Broken tooth

Repair and treatment of broken and avulsed (displaced from the socket) permanent teeth firmly belongs in the domain of dentistry, not oral and maxillofacial surgery, so will not be discussed in detail on our website.

Generally speaking, minor cracks and chips may need no more than some polishing to re-smooth the surface; possibly some form of restoration using acid etch composite techniques (a common dental repair technique). More extensive breaks and cracks (that involve essentially the whole tooth) will almost always require root canal treatment, followed by restoring the tooth with a post and core crown if the tooth root can be salvaged. Fractures of the tooth that extend through the root are usually not salvageable and an immediate or delayed dental implant is the ideal treatment. If this is not available (usually a cost issue) a temporary, removable or fixed prosthesis can be used.

Please be aware that most of these types of solutions are not available at Emergency Departments even if a maxillofacial service exists.

Traumatically avulsed (displaced from the socket, knocked out) teeth should be gently cleaned and re-inserted as soon as possible (success drops dramatically after 90 minutes out of the mouth). Storing the tooth in milk or even the patient’s own mouth may improve the chance of successful re-implantation.
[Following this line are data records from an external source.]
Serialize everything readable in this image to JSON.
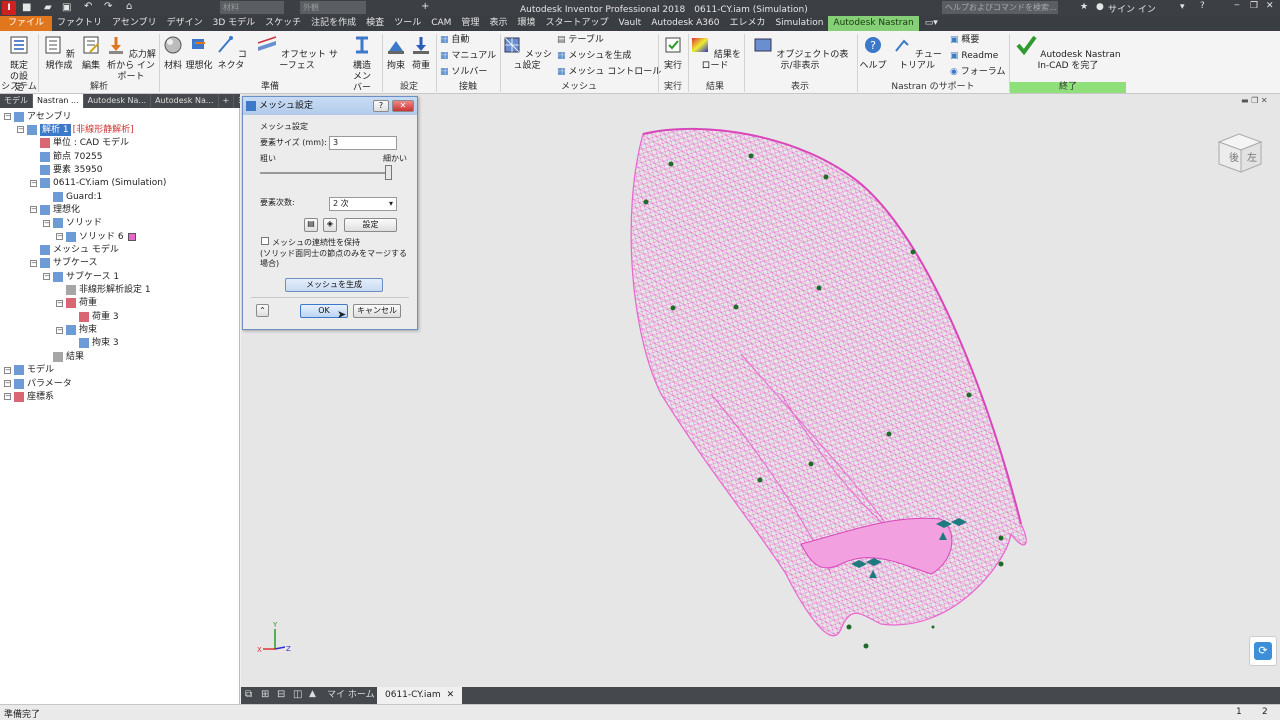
{
  "title_bar": {
    "window_title": "Autodesk Inventor Professional 2018　0611-CY.iam (Simulation)",
    "search_placeholder": "ヘルプおよびコマンドを検索...",
    "sign_in": "サイン イン",
    "material_field": "材料",
    "appearance_field": "外観"
  },
  "tabs": [
    "ファイル",
    "ファクトリ",
    "アセンブリ",
    "デザイン",
    "3D モデル",
    "スケッチ",
    "注記を作成",
    "検査",
    "ツール",
    "CAM",
    "管理",
    "表示",
    "環境",
    "スタートアップ",
    "Vault",
    "Autodesk A360",
    "エレメカ",
    "Simulation",
    "Autodesk Nastran"
  ],
  "ribbon": {
    "system": {
      "buttons": [
        "既定の設定"
      ],
      "group": "システム"
    },
    "analysis": {
      "buttons": [
        "新規作成",
        "編集",
        "応力解析から インポート"
      ],
      "group": "解析"
    },
    "prepare": {
      "buttons": [
        "材料",
        "理想化",
        "コネクタ",
        "オフセット サーフェス",
        "構造メンバー"
      ],
      "group": "準備"
    },
    "settings": {
      "buttons": [
        "拘束",
        "荷重"
      ],
      "group": "設定"
    },
    "contacts": {
      "items": [
        "自動",
        "マニュアル",
        "ソルバー"
      ],
      "group": "接触"
    },
    "mesh": {
      "buttons": [
        "メッシュ設定"
      ],
      "items": [
        "テーブル",
        "メッシュを生成",
        "メッシュ コントロール"
      ],
      "group": "メッシュ"
    },
    "run": {
      "buttons": [
        "実行"
      ],
      "group": "実行"
    },
    "results": {
      "buttons": [
        "結果をロード"
      ],
      "group": "結果"
    },
    "display": {
      "buttons": [
        "オブジェクトの表示/非表示"
      ],
      "group": "表示"
    },
    "support": {
      "buttons": [
        "ヘルプ",
        "チュートリアル"
      ],
      "items": [
        "概要",
        "Readme",
        "フォーラム"
      ],
      "group": "Nastran のサポート"
    },
    "finish": {
      "buttons": [
        "Autodesk Nastran In-CAD を完了"
      ],
      "group": "終了"
    }
  },
  "browser": {
    "tabs": [
      "モデル",
      "Nastran ...",
      "Autodesk Na...",
      "Autodesk Na..."
    ],
    "tree": [
      {
        "label": "アセンブリ",
        "level": 0,
        "icon": "assembly-icon"
      },
      {
        "label": "解析 1",
        "suffix": "[非線形静解析]",
        "level": 1,
        "icon": "analysis-icon",
        "selected": true
      },
      {
        "label": "単位 : CAD モデル",
        "level": 2,
        "icon": "units-icon"
      },
      {
        "label": "節点 70255",
        "level": 2,
        "icon": "node-icon"
      },
      {
        "label": "要素 35950",
        "level": 2,
        "icon": "element-icon"
      },
      {
        "label": "0611-CY.iam (Simulation)",
        "level": 2,
        "icon": "assembly-icon"
      },
      {
        "label": "Guard:1",
        "level": 3,
        "icon": "part-icon"
      },
      {
        "label": "理想化",
        "level": 2,
        "icon": "idealization-icon"
      },
      {
        "label": "ソリッド",
        "level": 3,
        "icon": "solid-icon"
      },
      {
        "label": "ソリッド 6",
        "level": 4,
        "icon": "solid-icon",
        "swatch": true
      },
      {
        "label": "メッシュ モデル",
        "level": 2,
        "icon": "mesh-model-icon"
      },
      {
        "label": "サブケース",
        "level": 2,
        "icon": "subcase-icon"
      },
      {
        "label": "サブケース 1",
        "level": 3,
        "icon": "subcase-icon"
      },
      {
        "label": "非線形解析設定 1",
        "level": 4,
        "icon": "settings-icon"
      },
      {
        "label": "荷重",
        "level": 4,
        "icon": "load-icon"
      },
      {
        "label": "荷重 3",
        "level": 5,
        "icon": "load-icon"
      },
      {
        "label": "拘束",
        "level": 4,
        "icon": "constraint-icon"
      },
      {
        "label": "拘束 3",
        "level": 5,
        "icon": "constraint-icon"
      },
      {
        "label": "結果",
        "level": 3,
        "icon": "results-icon"
      },
      {
        "label": "モデル",
        "level": 0,
        "icon": "model-icon"
      },
      {
        "label": "パラメータ",
        "level": 0,
        "icon": "parameter-icon"
      },
      {
        "label": "座標系",
        "level": 0,
        "icon": "coordinate-icon"
      }
    ]
  },
  "dialog": {
    "title": "メッシュ設定",
    "section": "メッシュ設定",
    "element_size_label": "要素サイズ (mm):",
    "element_size_value": "3",
    "coarse": "粗い",
    "fine": "細かい",
    "element_order_label": "要素次数:",
    "element_order_value": "2 次",
    "settings_button": "設定",
    "continuity_checkbox": "メッシュの連続性を保持",
    "continuity_note": "(ソリッド面同士の節点のみをマージする場合)",
    "generate_button": "メッシュを生成",
    "ok": "OK",
    "cancel": "キャンセル",
    "help": "?",
    "close": "✕"
  },
  "viewcube": {
    "faces": [
      "後",
      "左"
    ]
  },
  "axis_labels": {
    "x": "X",
    "y": "Y",
    "z": "Z"
  },
  "bottom_tabs": {
    "home": "マイ ホーム",
    "doc": "0611-CY.iam"
  },
  "status": {
    "text": "準備完了",
    "page1": "1",
    "page2": "2"
  },
  "colors": {
    "mesh": "#e966cf",
    "active_tab": "#85d076",
    "file_tab": "#e0771e",
    "finish_group": "#8fe07a",
    "constraint": "#1f7a80",
    "load": "#1e6b2a"
  }
}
Re-implanted teeth and traumatically loosened teeth should be splinted for around 10 days. This form of treatment, where specific dental resources are less necessary, may be available in a local Emergency Department and as part of the minor injury service provided by on call trainee oral & maxillofacial surgeons if that is part of that hospital’s resident service.